‘I can’t imagine anyone thinking this a great time to be an architect - though it is exciting’
Did you expect to be included in this year’s AJ100?
Five years ago, we had three key decision makers – the directors. We’ve since made Rob Naybour a director and appointed several associates. Today we have 10 senior staff comfortable making design and management decisions. It’s helped us to grow and it’s why we’ve broken into the AJ100.
How have the past 12 months been?
Last year we had 15 housing projects on the books. By the time we filled in the AJ100 survey, that had dwindled to three. Some had already gone through planning, including 500 flats in Salford for Urban Splash.
Have you retooled to cope with the loss of so much work?
We’ve had to retrain and refocus our 20 housing architects to work on other projects, primarily in the transport sector.
What sectors are currently the most important for you?
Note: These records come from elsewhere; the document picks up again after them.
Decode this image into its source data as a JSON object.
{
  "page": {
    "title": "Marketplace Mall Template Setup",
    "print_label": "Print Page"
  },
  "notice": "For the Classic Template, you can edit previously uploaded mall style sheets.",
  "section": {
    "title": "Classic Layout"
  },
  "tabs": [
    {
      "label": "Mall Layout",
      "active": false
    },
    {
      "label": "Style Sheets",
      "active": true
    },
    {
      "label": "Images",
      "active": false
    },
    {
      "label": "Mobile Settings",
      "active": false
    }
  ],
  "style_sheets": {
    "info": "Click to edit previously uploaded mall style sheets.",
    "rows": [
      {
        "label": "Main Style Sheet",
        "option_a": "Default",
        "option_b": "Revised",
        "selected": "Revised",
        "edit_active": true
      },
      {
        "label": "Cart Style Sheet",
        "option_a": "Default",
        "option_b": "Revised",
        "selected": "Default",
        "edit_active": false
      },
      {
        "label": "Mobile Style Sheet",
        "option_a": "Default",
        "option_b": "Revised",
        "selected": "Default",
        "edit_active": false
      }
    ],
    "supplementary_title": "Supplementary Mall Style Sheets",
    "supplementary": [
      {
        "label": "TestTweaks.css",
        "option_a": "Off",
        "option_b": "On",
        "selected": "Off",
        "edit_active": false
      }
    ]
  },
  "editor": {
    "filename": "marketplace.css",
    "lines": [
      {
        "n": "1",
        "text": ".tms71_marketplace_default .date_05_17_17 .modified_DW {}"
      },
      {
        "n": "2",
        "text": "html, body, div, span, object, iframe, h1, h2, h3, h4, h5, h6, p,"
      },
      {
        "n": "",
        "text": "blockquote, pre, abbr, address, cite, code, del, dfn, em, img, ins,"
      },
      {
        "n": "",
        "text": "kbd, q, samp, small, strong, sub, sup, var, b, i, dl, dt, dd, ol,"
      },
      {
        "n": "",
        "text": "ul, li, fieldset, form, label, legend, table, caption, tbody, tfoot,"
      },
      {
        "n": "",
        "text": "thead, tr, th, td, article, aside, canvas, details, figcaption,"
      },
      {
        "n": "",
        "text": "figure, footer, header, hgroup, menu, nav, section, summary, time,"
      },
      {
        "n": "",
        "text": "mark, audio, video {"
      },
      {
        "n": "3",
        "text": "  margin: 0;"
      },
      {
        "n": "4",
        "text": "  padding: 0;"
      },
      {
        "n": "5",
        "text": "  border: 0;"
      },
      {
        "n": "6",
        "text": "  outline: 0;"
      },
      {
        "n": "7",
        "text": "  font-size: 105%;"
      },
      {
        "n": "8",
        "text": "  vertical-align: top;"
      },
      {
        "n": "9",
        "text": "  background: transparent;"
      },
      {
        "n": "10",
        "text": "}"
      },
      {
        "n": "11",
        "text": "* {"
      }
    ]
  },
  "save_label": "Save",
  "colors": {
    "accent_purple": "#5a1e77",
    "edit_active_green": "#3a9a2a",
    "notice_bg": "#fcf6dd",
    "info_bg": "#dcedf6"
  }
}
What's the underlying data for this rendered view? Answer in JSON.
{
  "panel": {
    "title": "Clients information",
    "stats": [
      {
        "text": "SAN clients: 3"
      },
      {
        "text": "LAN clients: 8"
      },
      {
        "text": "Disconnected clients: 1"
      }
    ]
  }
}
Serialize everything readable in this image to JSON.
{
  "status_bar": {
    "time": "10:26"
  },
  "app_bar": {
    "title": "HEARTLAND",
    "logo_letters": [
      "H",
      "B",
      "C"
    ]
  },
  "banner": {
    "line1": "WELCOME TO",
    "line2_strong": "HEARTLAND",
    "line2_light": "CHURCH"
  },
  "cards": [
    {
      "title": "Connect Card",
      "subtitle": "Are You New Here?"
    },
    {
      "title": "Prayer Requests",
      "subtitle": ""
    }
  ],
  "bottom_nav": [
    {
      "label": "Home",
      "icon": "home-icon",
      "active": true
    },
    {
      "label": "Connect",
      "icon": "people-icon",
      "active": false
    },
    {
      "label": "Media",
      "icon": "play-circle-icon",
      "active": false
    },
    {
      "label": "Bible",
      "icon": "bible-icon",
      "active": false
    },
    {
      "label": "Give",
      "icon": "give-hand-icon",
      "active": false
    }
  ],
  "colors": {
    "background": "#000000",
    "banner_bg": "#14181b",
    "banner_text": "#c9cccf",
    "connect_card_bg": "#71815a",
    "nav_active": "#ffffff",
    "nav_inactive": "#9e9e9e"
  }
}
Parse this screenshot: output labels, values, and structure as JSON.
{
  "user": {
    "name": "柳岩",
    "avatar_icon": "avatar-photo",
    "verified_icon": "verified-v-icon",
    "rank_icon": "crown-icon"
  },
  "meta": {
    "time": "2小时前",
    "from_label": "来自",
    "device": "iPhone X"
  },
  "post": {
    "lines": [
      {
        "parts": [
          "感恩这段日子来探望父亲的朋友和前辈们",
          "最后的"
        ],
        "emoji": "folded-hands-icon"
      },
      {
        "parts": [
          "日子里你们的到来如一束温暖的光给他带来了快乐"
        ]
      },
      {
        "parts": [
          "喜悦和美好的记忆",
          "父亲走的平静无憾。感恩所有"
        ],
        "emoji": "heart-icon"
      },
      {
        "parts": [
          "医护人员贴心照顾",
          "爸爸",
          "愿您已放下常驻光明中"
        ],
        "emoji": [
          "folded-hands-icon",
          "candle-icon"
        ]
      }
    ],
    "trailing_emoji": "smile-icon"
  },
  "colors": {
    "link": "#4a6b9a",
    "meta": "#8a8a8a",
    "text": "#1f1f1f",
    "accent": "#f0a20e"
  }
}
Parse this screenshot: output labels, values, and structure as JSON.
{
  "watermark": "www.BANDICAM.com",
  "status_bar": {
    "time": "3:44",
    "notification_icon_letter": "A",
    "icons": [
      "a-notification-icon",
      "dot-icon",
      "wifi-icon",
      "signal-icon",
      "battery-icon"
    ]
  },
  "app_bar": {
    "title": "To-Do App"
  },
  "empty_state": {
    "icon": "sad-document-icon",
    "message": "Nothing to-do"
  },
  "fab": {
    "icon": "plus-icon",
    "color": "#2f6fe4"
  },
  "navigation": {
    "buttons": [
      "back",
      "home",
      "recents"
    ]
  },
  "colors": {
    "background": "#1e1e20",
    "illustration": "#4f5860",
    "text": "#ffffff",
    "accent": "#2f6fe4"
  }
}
The bulk of our work is in the transport sector. We’re lead architect for the look and feel of the East London railway line and we’re doing the Docklands Light Railway extension to Stratford, both of which are anchored by the Olympics. It’s a steady sector, but it has its own problems; insurers are more wary and the hourly rates are not great. It’s more competitive than ever, too – more architects are sniffing around, particularly on Crossrail tenders. But the work is consistent and tends to be long-term. Urban design and masterplanning are other sectors we work within.
How important is work overseas?
We’re looking at masterplanning projects in Dubai and China, but work is just as tight in those markets. It’s still just a small percentage of our fee income – it’s more about building a reputation.
How optimistic are you for 2009?
I can’t imagine anyone is thinking this is a fantastic time to be an architect, but it can be quite exciting, thinking, ‘how are we going to deal with this?’ It’s just another set of problems.
Are you entering competitions?
We’ve entered one recently, for two big housing projects for the 2016 Madrid Olympic bid. Because our housing architects were underemployed, we thought it was a good use of our resources.
How important is profitability?
The directors don’t drive flash cars or live in flash homes, but obviously we want to achieve financial profitability. But you don’t enter this profession to earn money! We’re more focused on selling a good service. That’s got to be the way forward.
What impact will the recession have on the profession?
Energy-conscious design is back on the agenda for the first time since the 1970s oil crisis, not only because of climate change, but because energy is simply more expensive. And given the economic climate, we’re already starting to see local authorities incentivise developments – almost a reversal of Section 106. At times like this, many Section 106 requirements are not justifiable. Rory Olcayto
Weston Williamson was number 92 in the 2009 AJ100